    If you buy a $1200 display, you don’t want it to be obsolete the next year because the applications processor in next year’s model is better and they added twice the RAM.

  34. “If you buy a $1200 display, you don’t want it to be obsolete the next year because the applications processor in next year’s model is better and they added twice the RAM.”

    Your thinking is all backwards. Just speed up your flat panel replacement cycle to a yearly basis, and all will be well.

    Your focus is far too centered on consumers rather than flat panel manufactures. Priorities, man, priorities.

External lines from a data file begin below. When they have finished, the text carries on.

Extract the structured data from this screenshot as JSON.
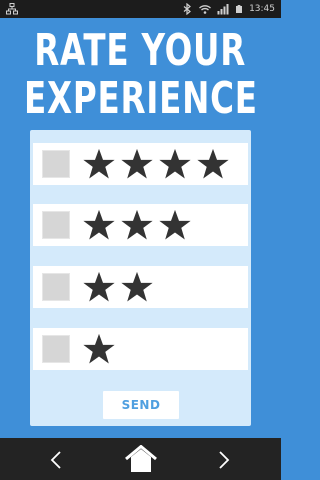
{
  "status_bar": {
    "time": "13:45",
    "left_icon": "network-icon",
    "right_icons": [
      "bluetooth-icon",
      "wifi-icon",
      "signal-icon",
      "battery-icon"
    ]
  },
  "title": {
    "line1": "RATE YOUR",
    "line2": "EXPERIENCE"
  },
  "ratings": [
    {
      "stars": 4,
      "checked": false
    },
    {
      "stars": 3,
      "checked": false
    },
    {
      "stars": 2,
      "checked": false
    },
    {
      "stars": 1,
      "checked": false
    }
  ],
  "send_label": "SEND",
  "nav_icons": [
    "back-icon",
    "home-icon",
    "forward-icon"
  ],
  "colors": {
    "background": "#3f8fd8",
    "panel": "#d4eafb",
    "star": "#333333",
    "button_text": "#4f9fe0"
  }
}
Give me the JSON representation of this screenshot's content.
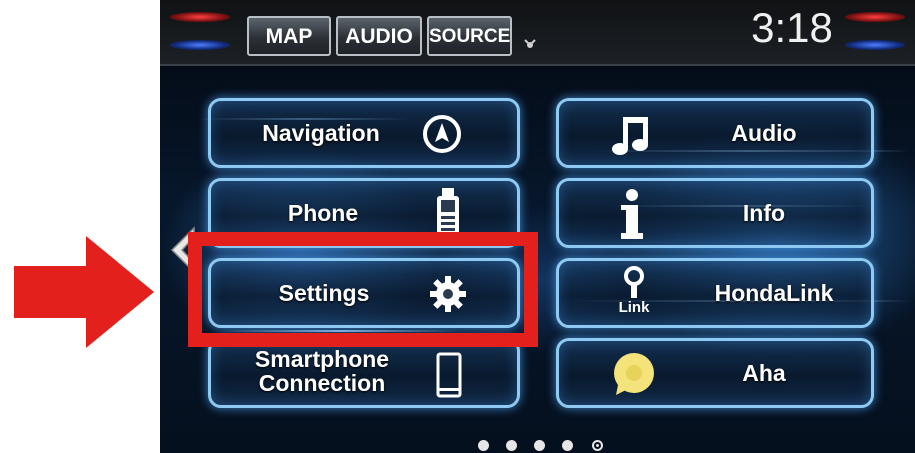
{
  "topbar": {
    "tabs": [
      "MAP",
      "AUDIO",
      "SOURCE"
    ],
    "time": "3:18"
  },
  "home_menu": {
    "left_items": [
      "Navigation",
      "Phone",
      "Settings",
      "Smartphone\nConnection"
    ],
    "right_items": [
      "Audio",
      "Info",
      "HondaLink",
      "Aha"
    ],
    "link_icon_text": "Link"
  },
  "page_indicator": {
    "pages": 5,
    "current": 5
  },
  "colors": {
    "tile_border": "#8ecaf2",
    "highlight_box": "#e3201b",
    "arrow": "#e3201b",
    "aha_icon": "#f3e37a"
  },
  "icons": [
    "compass-icon",
    "cellphone-icon",
    "gear-icon",
    "smartphone-icon",
    "music-note-icon",
    "info-icon",
    "hondalink-icon",
    "aha-icon",
    "gps-signal-icon",
    "back-arrow-icon"
  ]
}
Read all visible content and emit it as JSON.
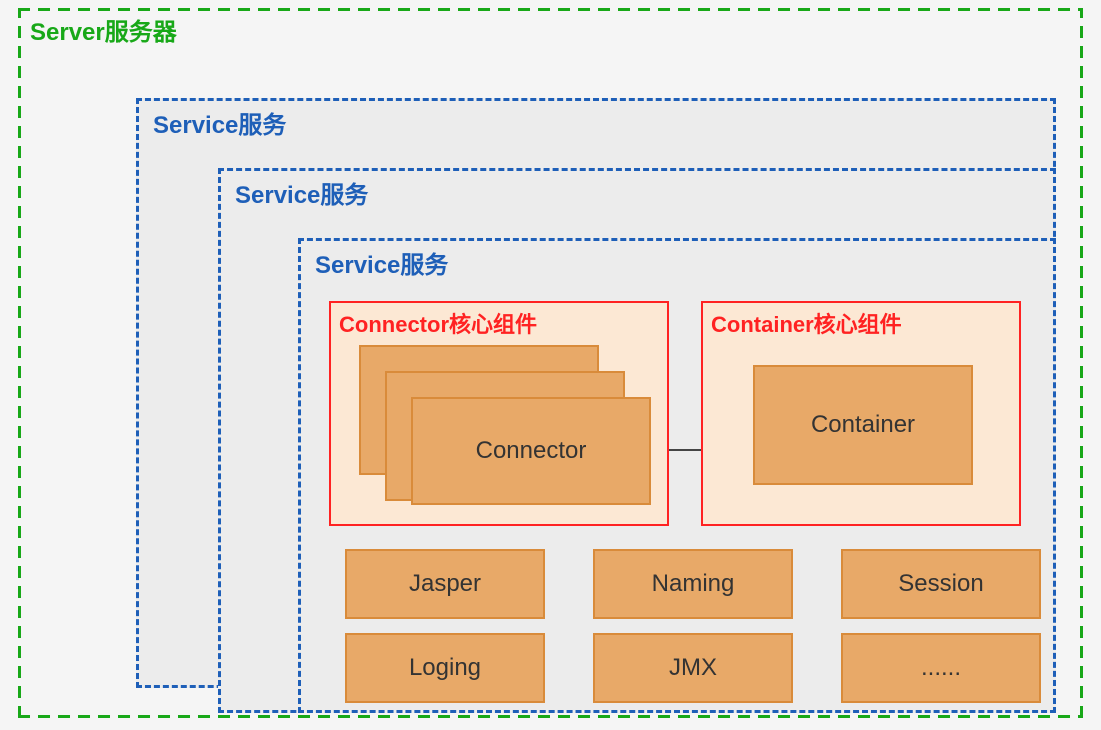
{
  "server": {
    "label": "Server服务器"
  },
  "service": {
    "label_1": "Service服务",
    "label_2": "Service服务",
    "label_3": "Service服务"
  },
  "connector_core": {
    "title": "Connector核心组件",
    "box_label": "Connector"
  },
  "container_core": {
    "title": "Container核心组件",
    "box_label": "Container"
  },
  "modules": {
    "jasper": "Jasper",
    "naming": "Naming",
    "session": "Session",
    "loging": "Loging",
    "jmx": "JMX",
    "more": "......"
  }
}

  35. So I was at Best Buy looking at TVs, soundbars, and streaming devices (again, as I’m wont to do) and the clerk indicated I shouldn’t be shy and they’d price match even Amazon. A week later, I noticed Amazon had dropped the price on this Panasonic TV from $1248 to $1147 (versus the $1299 I had paid) and strolled into Best Buy with my Amazon app and television receipt. They refunded me the difference ($160) and I intend to turn off WiFi. And that hopefully concludes this particular story. Although I still probably should have sprung for the 65″. Ah well, the room layout isn’t ideal and maybe I’ll get a projector for the basement at some point. But onto the next mission – want some good audio without fishing wire. Hm. Wish Sonos was in the home theater business already.

  36. “and I intend to turn off WiFi”

    You intend to, but will you actually do so before they spring the next happy surprise on their valued customers? Most won’t, and maybe even you won’t.

    But I think a really smart TV could deal gracefully with a lack of electricity. Who knew greater lower Manhattan wasn’t within the pale of civilization? I mean, it’s not like we’re living out in the exurbs…

  37. Turned if off last night and brought down the Apple TV. Clutter on the TV stand versus clutter on the screen. Until I hand the aTV on the back of the TV, anyway.

  38. Hey Dave – have you gotten a chance to check out the new ST60 and S60 series that were released in 2013? They’ve gotten an overwhelmingly positive response, including a 5/5 from cnet. Not to mention the TC-P60ST60 has consistently been a top 5 smart tv seller on Amazon since it came out.

    The other thing worth noting is that Panasonic announced that it’s discontinuing it’s plasma TV production in 2014, so this might be the last chance to get a really high quality picture plasma TV. It still has a banner ad on start up though, but Dave @cnet says it can be turned off. I agree that it’s a really obnoxious move on Panasonic’s part to stuff banner adds in your face after you just dropped a rack or more on a new TV from them.

  39. Yep, I’m monitoring the prices… my thought is to get the ST60 60″ if/when prices drop for the family room, move my existing ST50 50″ to the bedroom, and move the 42″ bedroom plasma to the basement for projects and gaming. I hadn’t planned to do it this year, but given the end of Panasonic plasmas…

  40. Given today’s news about LG smart TV’s, my paranoia about never connecting smart TV’s to the LAN in this thread has played out well, no?

  41. Yep, it’s too bad the better panels come bundled with these “smart” features that track your every move. I assume the Panasonic is capable of similar.